(HealthDay News) — The prevalence of coronary heart disease (CHD) remained largely unchanged in the United States from 2011 to 2018, according to a research letter published online Jan. 19 in JAMA Cardiology.
Yi-Ting Hana Lee, M.P.H., from the U.S. Centers for Disease Control and Prevention in Atlanta, and colleagues used data from the Behavioral Risk Factor Surveillance System (2011 to 2018) to assess recent trends in self-reported CHD prevalence.

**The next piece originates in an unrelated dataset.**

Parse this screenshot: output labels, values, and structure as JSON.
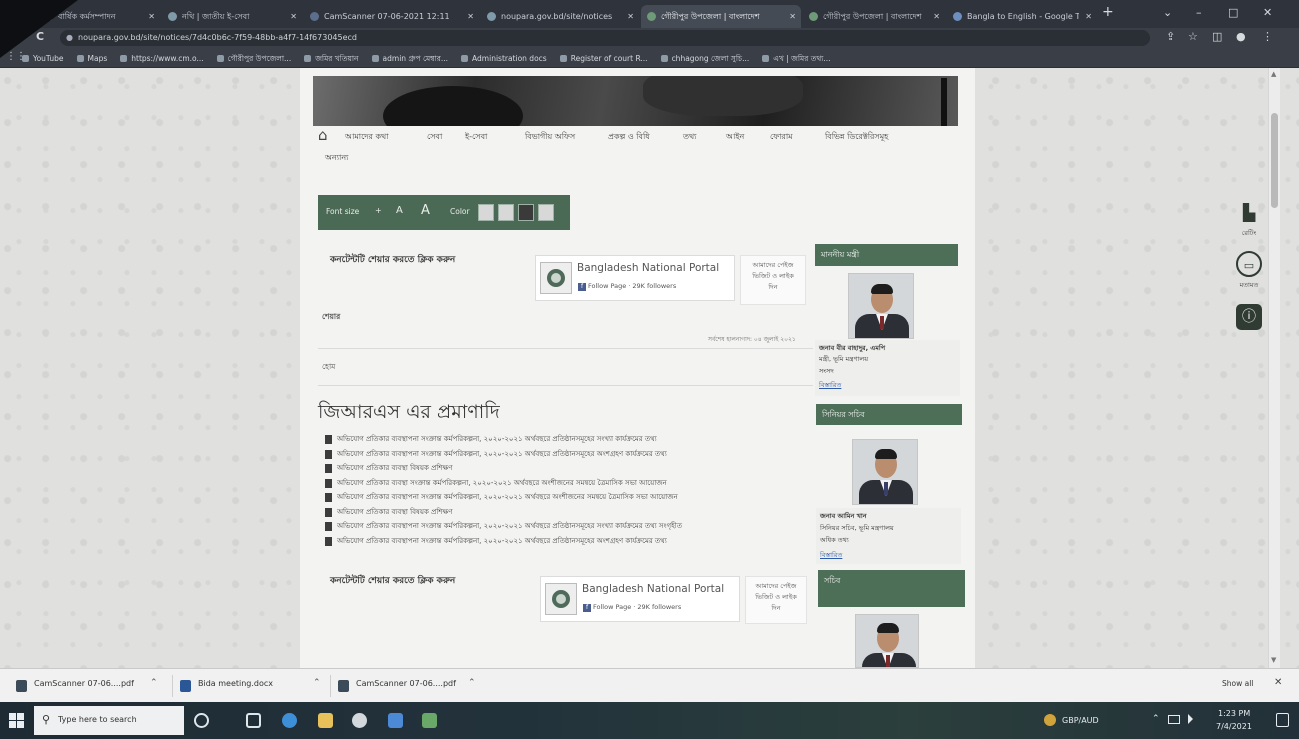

The researchers found that based on data from nearly 3.6 million U.S. adults, there was no significant change in CHD prevalence during the study period. There were significant declines in prevalence in some geographic locations (Utah: absolute change, −1.09%; declines in the District of Columbia, California and Nebraska approached significance), while other localities had significant increases (e.g., Oregon and West Virginia). There were small but statistically significant decreases observed in CHD prevalence among adults aged 65 years and older and among college graduates (absolute changes, −1.82 and −0.35%, respectively), while a small but significant increase was seen for adults aged 18 to 44 years (absolute change, 0.34%).
“The modest declines in CHD prevalence may be influenced by trends in risk factors, including obesity and type 2 diabetes,” the authors write.